It was an early morning ride to the edge of some Vietnamese border city. I was feeling slightly anxious, weary of the unknown. The minivan driver was unconcerned, abruptly stopping his vehicle, motioning for its occupants to disembark and unceremoniously pointing in a direction that said ‘There is China’.
Following the direction of the pointed finger I found the border crossing, young Chinese border guards smiling, not prepared for catastrophe or chaos, unaware.
I was in my usual state of mind, clutching an onwards bus ticket purchased in Sapa, predominantly written in Chinese; I was confused but hoping for the best. Once through customs I presented my bus ticket to anyone who did not hold a gun and was pointed in the direction of a bus station, well within walking distance.
Reaching the station I was politely pushed onto a waiting bus by a young female conductor and then we were off … with everyone letting out a huge sigh of relief. I looked back to wave goodbye to Vietnam and the polite but pushy conductor. However I discovered she had disappeared from view and was instead sitting in a seat in front of me.
I looked around at the other occupants, Chinese and Vietnamese. I was the only westerner, alone in a cultural minefield carrying no knowledge of each other’s language. I walked up the aisle to start a conversation with the female bus conductor, to build a rapport should I need her further assistance.
Unfortunately ‘Kunming?’ was the only common word we knew, the hoped for destination of the bus, 400kms north of the Chinese border, edging further north, creating distance from Vietnam.
I walked back to my seat, through the cloud of smoking passengers, and looked out of my window, pensively. Farmers were beginning to harvest their rice, the paddy fields on the hilly terrain awash with recent rain. It made me hungry, my stomach attuned to a bus stopping at every corner, the driver earning his Vietnamese sideline restaurant commission.
But this was China, dying in smoke; cigarette butts flicked into the aisle. No-longer would there be the winding course of the Mekong River.
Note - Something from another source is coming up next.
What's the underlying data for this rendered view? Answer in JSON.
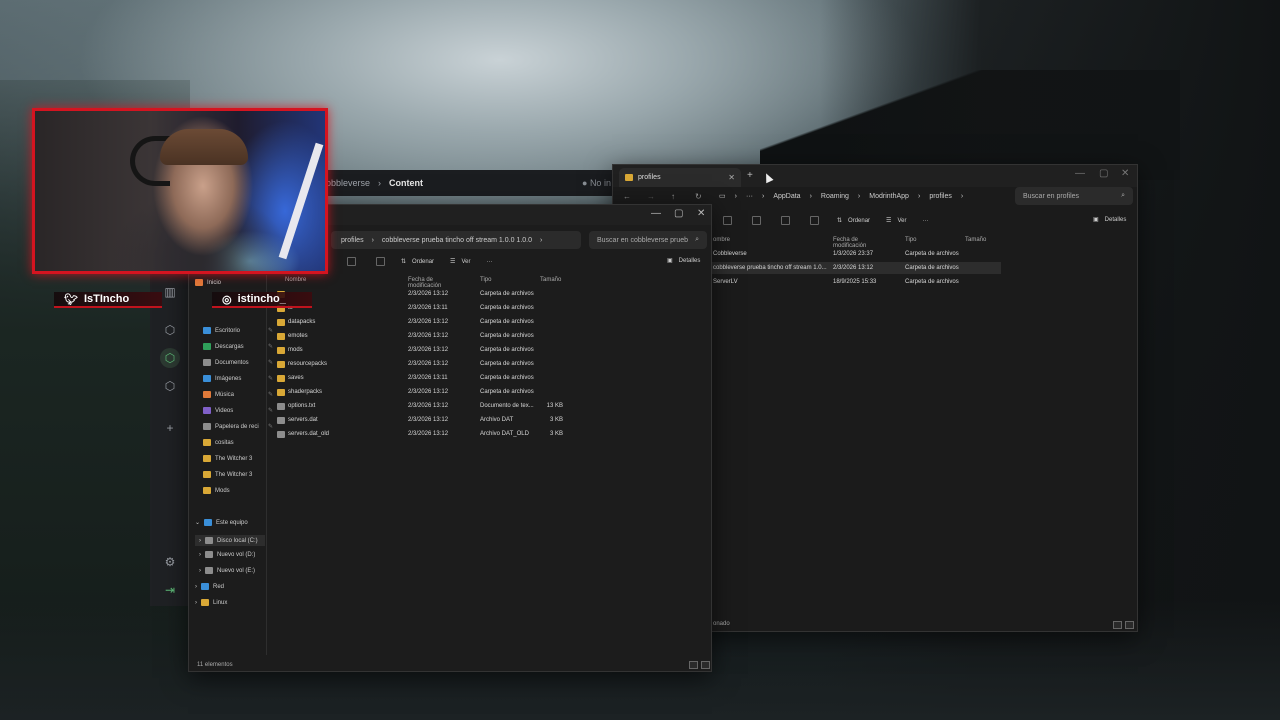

Instead it appeared we were on a direct route, ever onwards, churning the miles, ever onwards, towards Kunming.
7pm, dusk descending over the modern, clean streets of the Chinese city of Kunming.
It was a structure and a convenience, built for the bored, slaved office workers; chasing the yuan to be converted into dollar and used by the communists to purchase US government bonds.
It was a main thoroughfare, leading from the station into the suburbs, going nowhere beyond the horizon
Upon reaching Kunming, I was pointed in the right direction, finding accommodation in a high-rise hotel within the bounds of the central business district, nondescript.
Next morning I had to organise my tour towards Tibet. However I was informed by a tourist agency that a tour to Tibet from Kunming was prohibitively expensive and out-of-season.
“Come back in four months time.”
My plans, formulated a few days earlier, now lay in tatters.
Instead I would be better off spending my day walking around Kunming, taking photos of pagodas and parks, until it was time to return to my hotel room for a beer.
Unfortunately I was unprepared and possessed no bottle opener.
But that is another story; involving a receptionist’s shrill, screaming voice and the Swiss army knife of a security guard.
I can only inform you that the hotel’s furniture was as presentable leaving as I when I arrived.